UI comparative literature graduate receives 1996 Spriestersbach dissertation award

IOWA CITY, Iowa -- Claire Fox, who earned a doctorate in comparative literature in 1995 from the University of Iowa, has been awarded the 1996 D.C. Spriestersbach Dissertation Prize for excellence in research.

As the 16th recipient of the UI Graduate Council's highly coveted prize, Fox received $2,500 and a certificate for her accomplishment. Winners of the Spriestersbach Prize also become the UI nominee for the Council of Graduate Schools Dissertation Prize, a national award. Two doctoral recipients, David Lasocki of music and Matthew P. Anderson of physiology and biophysics, have won that national competition in recent years.

Fox's winning dissertation, is "The New Border Establishing Shots: Aesthetics and Politics in the Era of North American Free Trade."

Fox is currently assistant professor of Latin American Literature and Culture in the department of Spanish and Portuguese at Stanford University. While a doctoral student at the UI, Fox was a research assistant and a teaching assistant in the program in comparative literature and a teaching assistant in Spanish and Portuguese. She was also a visiting research fellow at the Center for InterAmerican and Border Studies at the University of Texas at El Paso.

Fox has authored a number of articles published in scholarly journals and received the Luce/ACLS Doctoral Dissertation Fellowship in American Art in 1992, the Mellon Fellowship in Humanities in 1986, and an Iowa Fellowship at The University of Iowa in 1986.

Funds for the D.C. Spriestersbach Dissertation Prize are provided by the UI Foundation. The prize is awarded annually in one of four broad disciplinary areas: humanities and fine arts, mathematical and physical studies, social sciences, and biological sciences. Competition in each area occurs every four years.

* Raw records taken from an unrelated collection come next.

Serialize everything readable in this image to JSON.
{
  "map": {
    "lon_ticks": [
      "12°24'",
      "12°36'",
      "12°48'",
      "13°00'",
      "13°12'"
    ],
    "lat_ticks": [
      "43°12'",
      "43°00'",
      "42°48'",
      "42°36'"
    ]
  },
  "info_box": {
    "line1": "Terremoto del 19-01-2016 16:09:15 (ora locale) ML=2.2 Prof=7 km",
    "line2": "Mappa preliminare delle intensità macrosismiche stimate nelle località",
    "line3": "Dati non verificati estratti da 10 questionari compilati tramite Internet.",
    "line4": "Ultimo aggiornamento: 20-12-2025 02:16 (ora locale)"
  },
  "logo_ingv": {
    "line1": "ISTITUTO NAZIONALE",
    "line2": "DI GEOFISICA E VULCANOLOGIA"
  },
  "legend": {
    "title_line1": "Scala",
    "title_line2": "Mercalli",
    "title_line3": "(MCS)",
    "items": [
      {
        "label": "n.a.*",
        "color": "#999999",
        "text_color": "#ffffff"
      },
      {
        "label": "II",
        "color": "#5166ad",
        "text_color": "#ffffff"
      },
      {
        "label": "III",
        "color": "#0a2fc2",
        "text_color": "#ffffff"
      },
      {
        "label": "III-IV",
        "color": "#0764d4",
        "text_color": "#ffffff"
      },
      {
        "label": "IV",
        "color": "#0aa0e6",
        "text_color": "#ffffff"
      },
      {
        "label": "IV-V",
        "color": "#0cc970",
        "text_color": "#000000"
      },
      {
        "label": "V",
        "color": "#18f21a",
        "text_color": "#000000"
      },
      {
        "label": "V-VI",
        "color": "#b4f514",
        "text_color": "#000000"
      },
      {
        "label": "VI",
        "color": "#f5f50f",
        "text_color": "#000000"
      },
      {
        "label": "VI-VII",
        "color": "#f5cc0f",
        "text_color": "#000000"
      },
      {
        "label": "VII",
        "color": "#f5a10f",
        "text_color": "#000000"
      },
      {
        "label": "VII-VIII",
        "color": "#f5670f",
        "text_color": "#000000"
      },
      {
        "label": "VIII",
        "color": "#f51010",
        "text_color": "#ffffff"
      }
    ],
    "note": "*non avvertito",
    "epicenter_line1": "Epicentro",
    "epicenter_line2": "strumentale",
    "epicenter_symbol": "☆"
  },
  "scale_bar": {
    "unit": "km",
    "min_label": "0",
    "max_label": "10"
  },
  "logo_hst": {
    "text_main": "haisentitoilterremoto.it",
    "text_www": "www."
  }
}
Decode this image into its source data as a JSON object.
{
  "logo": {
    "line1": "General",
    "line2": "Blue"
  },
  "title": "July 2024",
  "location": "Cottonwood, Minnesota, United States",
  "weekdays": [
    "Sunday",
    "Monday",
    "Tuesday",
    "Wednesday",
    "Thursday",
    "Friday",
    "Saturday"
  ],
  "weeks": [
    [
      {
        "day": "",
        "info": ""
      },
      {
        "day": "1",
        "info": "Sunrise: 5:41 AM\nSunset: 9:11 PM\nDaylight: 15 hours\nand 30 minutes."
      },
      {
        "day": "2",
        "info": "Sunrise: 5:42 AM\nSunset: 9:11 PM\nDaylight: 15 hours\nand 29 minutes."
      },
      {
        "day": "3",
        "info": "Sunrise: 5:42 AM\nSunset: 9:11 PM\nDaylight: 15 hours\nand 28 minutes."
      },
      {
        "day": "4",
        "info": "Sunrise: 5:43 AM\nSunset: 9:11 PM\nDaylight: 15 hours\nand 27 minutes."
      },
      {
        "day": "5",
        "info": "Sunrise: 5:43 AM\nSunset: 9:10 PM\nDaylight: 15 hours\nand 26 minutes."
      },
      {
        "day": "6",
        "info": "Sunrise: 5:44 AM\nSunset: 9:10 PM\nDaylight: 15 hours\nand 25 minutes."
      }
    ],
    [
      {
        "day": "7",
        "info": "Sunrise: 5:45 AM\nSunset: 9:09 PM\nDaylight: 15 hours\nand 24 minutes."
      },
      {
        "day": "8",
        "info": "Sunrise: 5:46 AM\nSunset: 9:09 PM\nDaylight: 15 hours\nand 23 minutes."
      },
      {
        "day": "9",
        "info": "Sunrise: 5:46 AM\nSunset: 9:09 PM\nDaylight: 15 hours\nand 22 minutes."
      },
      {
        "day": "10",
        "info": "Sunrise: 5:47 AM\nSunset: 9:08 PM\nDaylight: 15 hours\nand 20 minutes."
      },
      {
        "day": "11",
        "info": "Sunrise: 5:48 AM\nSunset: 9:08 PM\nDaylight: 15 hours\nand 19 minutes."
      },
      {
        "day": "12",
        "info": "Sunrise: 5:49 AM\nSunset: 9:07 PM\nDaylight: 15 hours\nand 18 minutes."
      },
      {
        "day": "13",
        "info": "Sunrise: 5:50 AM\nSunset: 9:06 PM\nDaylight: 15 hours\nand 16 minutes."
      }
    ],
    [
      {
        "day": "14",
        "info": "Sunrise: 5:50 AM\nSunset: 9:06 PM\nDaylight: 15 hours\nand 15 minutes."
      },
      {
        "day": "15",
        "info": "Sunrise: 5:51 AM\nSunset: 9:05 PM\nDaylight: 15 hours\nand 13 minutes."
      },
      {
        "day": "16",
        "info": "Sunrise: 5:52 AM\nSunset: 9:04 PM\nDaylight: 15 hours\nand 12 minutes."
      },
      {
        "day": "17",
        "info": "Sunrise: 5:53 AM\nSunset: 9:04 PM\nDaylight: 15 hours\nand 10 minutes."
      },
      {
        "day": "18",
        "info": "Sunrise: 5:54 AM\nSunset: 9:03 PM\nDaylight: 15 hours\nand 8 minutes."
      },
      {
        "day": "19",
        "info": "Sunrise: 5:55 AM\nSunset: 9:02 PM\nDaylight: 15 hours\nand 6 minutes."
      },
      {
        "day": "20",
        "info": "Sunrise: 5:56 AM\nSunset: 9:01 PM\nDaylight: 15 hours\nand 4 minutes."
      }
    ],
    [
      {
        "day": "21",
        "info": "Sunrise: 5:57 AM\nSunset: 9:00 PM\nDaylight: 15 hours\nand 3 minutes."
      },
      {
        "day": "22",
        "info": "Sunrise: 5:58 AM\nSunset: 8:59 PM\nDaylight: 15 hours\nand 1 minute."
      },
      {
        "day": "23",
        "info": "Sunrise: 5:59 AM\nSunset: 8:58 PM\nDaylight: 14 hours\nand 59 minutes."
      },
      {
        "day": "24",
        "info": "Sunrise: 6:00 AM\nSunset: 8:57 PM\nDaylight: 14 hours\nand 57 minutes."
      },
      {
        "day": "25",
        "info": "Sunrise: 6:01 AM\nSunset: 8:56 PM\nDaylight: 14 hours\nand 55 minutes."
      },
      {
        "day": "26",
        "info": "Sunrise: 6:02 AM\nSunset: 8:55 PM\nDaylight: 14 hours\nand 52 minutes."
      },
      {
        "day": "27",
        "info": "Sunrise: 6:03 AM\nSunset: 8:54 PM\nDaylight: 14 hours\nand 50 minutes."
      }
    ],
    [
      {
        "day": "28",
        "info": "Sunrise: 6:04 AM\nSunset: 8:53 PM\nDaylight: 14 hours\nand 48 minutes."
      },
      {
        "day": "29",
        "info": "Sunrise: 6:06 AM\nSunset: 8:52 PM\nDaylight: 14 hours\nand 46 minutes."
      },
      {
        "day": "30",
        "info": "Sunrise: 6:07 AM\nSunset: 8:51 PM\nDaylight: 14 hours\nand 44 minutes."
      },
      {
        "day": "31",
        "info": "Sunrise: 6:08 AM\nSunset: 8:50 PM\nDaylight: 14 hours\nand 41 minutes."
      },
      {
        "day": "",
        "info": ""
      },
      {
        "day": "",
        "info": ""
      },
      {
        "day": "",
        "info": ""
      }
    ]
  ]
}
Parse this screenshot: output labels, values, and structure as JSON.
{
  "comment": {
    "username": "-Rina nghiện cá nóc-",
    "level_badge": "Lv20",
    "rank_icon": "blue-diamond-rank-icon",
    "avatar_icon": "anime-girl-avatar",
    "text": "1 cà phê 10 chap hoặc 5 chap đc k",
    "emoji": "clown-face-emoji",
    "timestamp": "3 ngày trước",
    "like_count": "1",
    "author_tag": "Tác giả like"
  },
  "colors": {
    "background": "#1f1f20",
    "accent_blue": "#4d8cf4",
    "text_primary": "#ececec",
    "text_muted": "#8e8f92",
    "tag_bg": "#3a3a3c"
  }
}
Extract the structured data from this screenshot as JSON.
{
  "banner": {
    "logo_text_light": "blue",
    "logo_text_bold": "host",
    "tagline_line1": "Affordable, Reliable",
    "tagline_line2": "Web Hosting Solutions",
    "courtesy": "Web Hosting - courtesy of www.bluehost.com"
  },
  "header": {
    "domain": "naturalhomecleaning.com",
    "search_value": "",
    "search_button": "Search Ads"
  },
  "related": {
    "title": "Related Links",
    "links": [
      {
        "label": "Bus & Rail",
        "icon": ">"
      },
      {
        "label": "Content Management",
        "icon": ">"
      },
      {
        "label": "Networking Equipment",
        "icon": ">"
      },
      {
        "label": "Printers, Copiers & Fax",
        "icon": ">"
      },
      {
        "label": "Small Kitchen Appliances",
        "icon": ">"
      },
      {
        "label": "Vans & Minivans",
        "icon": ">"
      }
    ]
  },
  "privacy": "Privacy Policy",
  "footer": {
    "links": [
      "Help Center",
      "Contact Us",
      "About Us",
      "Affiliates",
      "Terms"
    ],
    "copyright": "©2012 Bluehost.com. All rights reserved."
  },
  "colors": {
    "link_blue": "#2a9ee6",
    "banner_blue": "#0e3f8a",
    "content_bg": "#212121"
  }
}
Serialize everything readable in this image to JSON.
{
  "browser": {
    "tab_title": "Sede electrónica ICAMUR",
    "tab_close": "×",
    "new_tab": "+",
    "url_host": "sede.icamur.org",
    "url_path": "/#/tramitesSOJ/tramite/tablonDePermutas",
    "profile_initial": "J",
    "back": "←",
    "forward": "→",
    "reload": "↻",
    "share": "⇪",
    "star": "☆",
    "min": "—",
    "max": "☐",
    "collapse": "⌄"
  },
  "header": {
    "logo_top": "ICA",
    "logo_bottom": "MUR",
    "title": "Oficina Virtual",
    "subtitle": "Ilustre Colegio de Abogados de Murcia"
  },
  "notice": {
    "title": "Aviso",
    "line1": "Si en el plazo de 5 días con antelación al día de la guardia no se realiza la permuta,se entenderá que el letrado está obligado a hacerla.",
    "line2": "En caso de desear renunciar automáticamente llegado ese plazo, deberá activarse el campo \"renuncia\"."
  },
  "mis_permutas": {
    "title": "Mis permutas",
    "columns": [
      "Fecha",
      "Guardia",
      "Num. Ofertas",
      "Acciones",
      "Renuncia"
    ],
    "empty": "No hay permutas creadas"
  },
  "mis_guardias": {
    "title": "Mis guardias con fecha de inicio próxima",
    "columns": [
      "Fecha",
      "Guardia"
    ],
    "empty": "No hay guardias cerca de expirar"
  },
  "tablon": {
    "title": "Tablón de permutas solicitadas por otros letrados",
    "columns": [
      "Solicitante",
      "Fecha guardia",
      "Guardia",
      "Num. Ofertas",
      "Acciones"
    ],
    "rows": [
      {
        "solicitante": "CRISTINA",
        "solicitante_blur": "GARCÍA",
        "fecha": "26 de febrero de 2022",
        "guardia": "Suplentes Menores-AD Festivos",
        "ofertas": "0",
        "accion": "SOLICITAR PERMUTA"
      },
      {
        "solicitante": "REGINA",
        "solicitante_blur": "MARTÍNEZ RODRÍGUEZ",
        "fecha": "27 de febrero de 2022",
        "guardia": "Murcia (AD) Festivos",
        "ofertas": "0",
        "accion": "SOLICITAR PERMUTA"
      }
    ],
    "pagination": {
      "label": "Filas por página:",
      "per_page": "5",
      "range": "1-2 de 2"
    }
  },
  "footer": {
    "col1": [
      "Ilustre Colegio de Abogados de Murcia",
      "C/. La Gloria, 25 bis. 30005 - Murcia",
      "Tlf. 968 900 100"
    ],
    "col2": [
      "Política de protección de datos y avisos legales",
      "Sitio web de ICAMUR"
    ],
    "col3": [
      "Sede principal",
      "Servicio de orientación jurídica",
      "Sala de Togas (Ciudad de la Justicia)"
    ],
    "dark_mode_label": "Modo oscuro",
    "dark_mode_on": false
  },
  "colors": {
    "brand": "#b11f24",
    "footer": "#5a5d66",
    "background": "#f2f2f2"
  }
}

The award is named for D.C. Spriestersbach, UI vice president emeritus for educational development and research and former dean of the graduate college. The competitive award requires "highly original work that is an unusually significant contribution to the nominee's field."